thisguyknowswhatimtalkingabout:

Remember when I blindly hated Russel Brand?
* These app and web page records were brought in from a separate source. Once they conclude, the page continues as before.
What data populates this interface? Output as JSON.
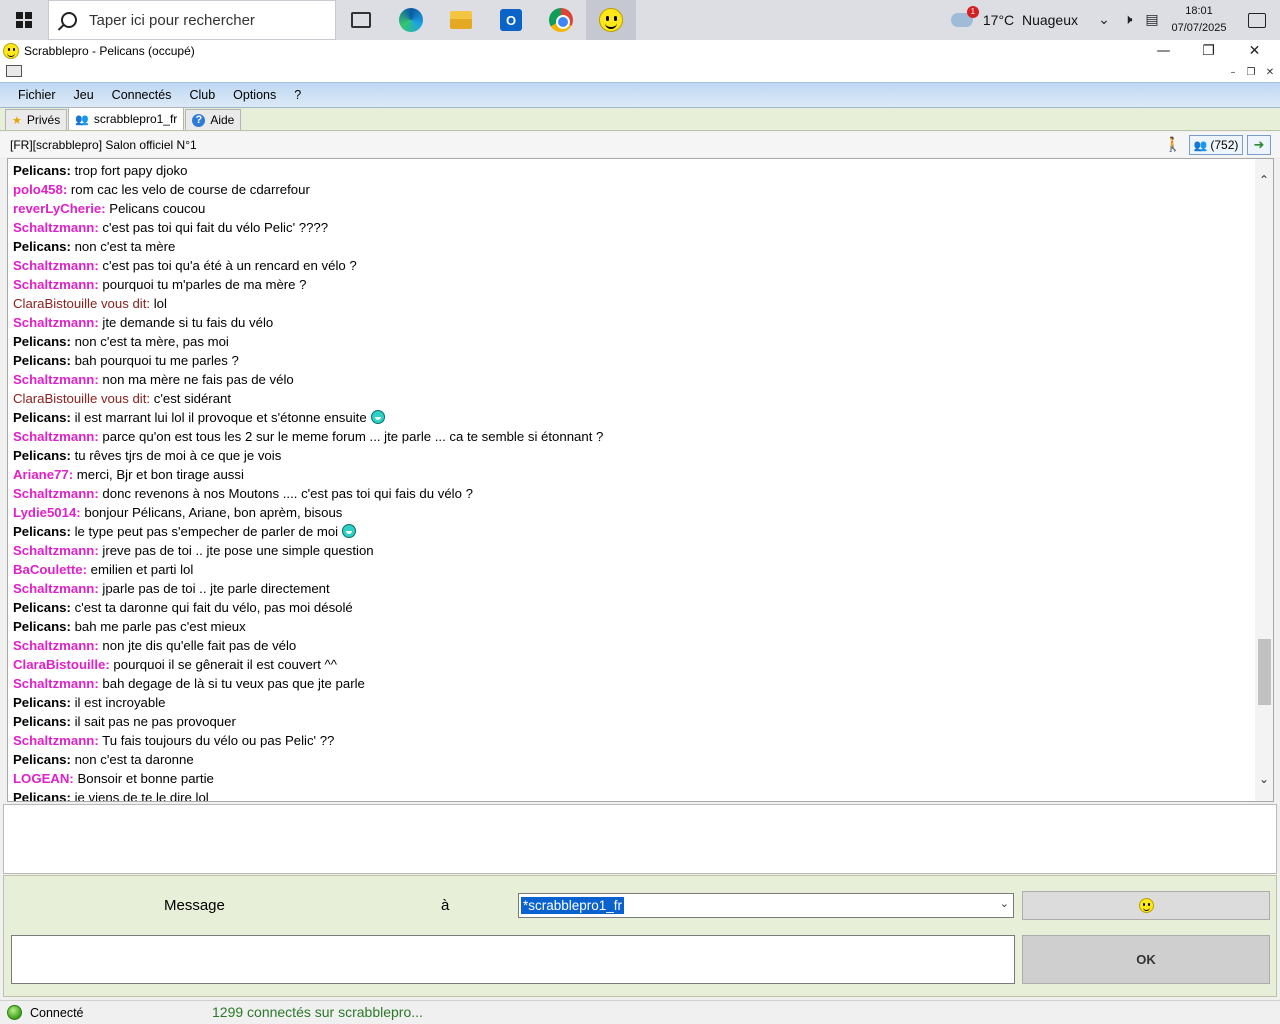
{
  "taskbar": {
    "search_placeholder": "Taper ici pour rechercher",
    "apps": [
      "task-view",
      "edge",
      "file-explorer",
      "outlook",
      "chrome",
      "scrabblepro"
    ],
    "weather_temp": "17°C",
    "weather_label": "Nuageux",
    "weather_badge": "1",
    "time": "18:01",
    "date": "07/07/2025"
  },
  "window": {
    "title": "Scrabblepro - Pelicans (occupé)"
  },
  "menu": [
    "Fichier",
    "Jeu",
    "Connectés",
    "Club",
    "Options",
    "?"
  ],
  "tabs": [
    {
      "label": "Privés",
      "icon": "star-icon"
    },
    {
      "label": "scrabblepro1_fr",
      "icon": "users-icon"
    },
    {
      "label": "Aide",
      "icon": "help-icon"
    }
  ],
  "room": {
    "title": "[FR][scrabblepro] Salon officiel N°1",
    "user_count": "(752)"
  },
  "chat": [
    {
      "nick": "Pelicans:",
      "style": "bold-black",
      "text": "trop fort papy djoko"
    },
    {
      "nick": "polo458:",
      "style": "magenta",
      "text": "rom cac les velo de course de cdarrefour"
    },
    {
      "nick": "reverLyCherie:",
      "style": "magenta",
      "text": "Pelicans coucou"
    },
    {
      "nick": "Schaltzmann:",
      "style": "magenta",
      "text": "c'est pas toi qui fait du vélo Pelic' ????"
    },
    {
      "nick": "Pelicans:",
      "style": "bold-black",
      "text": "non c'est ta mère"
    },
    {
      "nick": "Schaltzmann:",
      "style": "magenta",
      "text": "c'est pas toi qu'a été à un rencard en vélo ?"
    },
    {
      "nick": "Schaltzmann:",
      "style": "magenta",
      "text": "pourquoi tu m'parles de ma mère ?"
    },
    {
      "nick": "ClaraBistouille vous dit:",
      "style": "private",
      "text": "lol"
    },
    {
      "nick": "Schaltzmann:",
      "style": "magenta",
      "text": "jte demande si tu fais du vélo"
    },
    {
      "nick": "Pelicans:",
      "style": "bold-black",
      "text": "non c'est ta mère, pas moi"
    },
    {
      "nick": "Pelicans:",
      "style": "bold-black",
      "text": "bah pourquoi tu me parles ?"
    },
    {
      "nick": "Schaltzmann:",
      "style": "magenta",
      "text": "non ma mère ne fais pas de vélo"
    },
    {
      "nick": "ClaraBistouille vous dit:",
      "style": "private",
      "text": "c'est sidérant"
    },
    {
      "nick": "Pelicans:",
      "style": "bold-black",
      "text": "il est marrant lui lol il provoque et s'étonne ensuite",
      "emoji": true
    },
    {
      "nick": "Schaltzmann:",
      "style": "magenta",
      "text": "parce qu'on est tous les 2 sur le meme forum ... jte parle ... ca te semble si étonnant ?"
    },
    {
      "nick": "Pelicans:",
      "style": "bold-black",
      "text": "tu rêves tjrs de moi à ce que je vois"
    },
    {
      "nick": "Ariane77:",
      "style": "magenta",
      "text": "merci, Bjr et bon tirage aussi"
    },
    {
      "nick": "Schaltzmann:",
      "style": "magenta",
      "text": "donc revenons à nos Moutons .... c'est pas toi qui fais du vélo ?"
    },
    {
      "nick": "Lydie5014:",
      "style": "magenta",
      "text": "bonjour Pélicans, Ariane, bon aprèm, bisous"
    },
    {
      "nick": "Pelicans:",
      "style": "bold-black",
      "text": "le type peut pas s'empecher de parler de moi",
      "emoji": true
    },
    {
      "nick": "Schaltzmann:",
      "style": "magenta",
      "text": "jreve pas de toi .. jte pose une simple question"
    },
    {
      "nick": "BaCoulette:",
      "style": "magenta",
      "text": "emilien et parti lol"
    },
    {
      "nick": "Schaltzmann:",
      "style": "magenta",
      "text": "jparle pas de toi .. jte parle directement"
    },
    {
      "nick": "Pelicans:",
      "style": "bold-black",
      "text": "c'est ta daronne qui fait du vélo, pas moi désolé"
    },
    {
      "nick": "Pelicans:",
      "style": "bold-black",
      "text": "bah me parle pas c'est mieux"
    },
    {
      "nick": "Schaltzmann:",
      "style": "magenta",
      "text": "non jte dis qu'elle fait pas de vélo"
    },
    {
      "nick": "ClaraBistouille:",
      "style": "magenta",
      "text": "pourquoi il se gênerait il est couvert ^^"
    },
    {
      "nick": "Schaltzmann:",
      "style": "magenta",
      "text": "bah degage de là si tu veux pas que jte parle"
    },
    {
      "nick": "Pelicans:",
      "style": "bold-black",
      "text": "il est incroyable"
    },
    {
      "nick": "Pelicans:",
      "style": "bold-black",
      "text": "il sait pas ne pas provoquer"
    },
    {
      "nick": "Schaltzmann:",
      "style": "magenta",
      "text": "Tu fais toujours du vélo ou pas Pelic' ??"
    },
    {
      "nick": "Pelicans:",
      "style": "bold-black",
      "text": "non c'est ta daronne"
    },
    {
      "nick": "LOGEAN:",
      "style": "magenta",
      "text": "Bonsoir et bonne partie"
    },
    {
      "nick": "Pelicans:",
      "style": "bold-black",
      "text": "je viens de te le dire lol"
    }
  ],
  "composer": {
    "message_label": "Message",
    "to_label": "à",
    "recipient": "*scrabblepro1_fr",
    "ok_label": "OK",
    "message_value": ""
  },
  "status": {
    "state": "Connecté",
    "count_text": "1299 connectés sur scrabblepro..."
  },
  "colors": {
    "nick_magenta": "#e020c8",
    "nick_private": "#8b2020",
    "panel_green": "#e7efd9",
    "menu_blue": "#bfd8f2"
  }
}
I fucked up.

"They’re in a better position to judge than I am."

I think this is how most open minded people who value communication, connection, and are willing to learn from others think.

…Did… Did Russel Brand just explain how to react to being called out on something? 

Huh.

17 hours ago on September 30th, 2014 | J | 133,835 notes

kitcatcatrinee:

jack-is-jack-from-all-time-low:

My favorite supernatural related tumblr post: part 1

17 hours ago on September 30th, 2014 | J | 4,892 notes

boicult:

me as hell

17 hours ago on September 30th, 2014 | J | 157,707 notes

les miserables + tumblr posts (inspired by this and other such posts)

17 hours ago on September 30th, 2014 | J | 38,081 notes
17 hours ago on September 30th, 2014 | J | 0 notes

meisterful:

drochfaol:

ryancrobert:

sexybritishllama:

no cough syrup

you are not ‘grape flavoured’

have you ever tasted a grape

you taste like death and the tears of small children

not fucking grape

wow what a surprise another cis-gendered white upper-middle class american male telling someone what they can and cannot identify as. why don’t you go fuck yourself

#i can no longer tell what is and isn’t a joke on tumblr any more

image

19 hours ago on September 30th, 2014 | J | 405,802 notes

thistimeitsuptoyou:

We asked twenty strangers to kiss for the first time….

This guy knows his shit on how to kiss a girl.

19 hours ago on September 30th, 2014 | J | 1,096,151 notes
kvncause:

Homegirl on a mission

kvncause:

Homegirl on a mission

19 hours ago on September 30th, 2014 | J | 57,942 notes

vesperstardust:

Friedrich, you stupid fuck

19 hours ago on September 30th, 2014 | J | 54,146 notes
beautifulgodzilla:

THIS TOOK A FAR DIFFERENT TURN THEN I EXPECTED


Marry them.

beautifulgodzilla:

THIS TOOK A FAR DIFFERENT TURN THEN I EXPECTED

Marry them.

19 hours ago on September 30th, 2014 | J | 522,776 notes
19 hours ago on September 30th, 2014 | J | 88,921 notes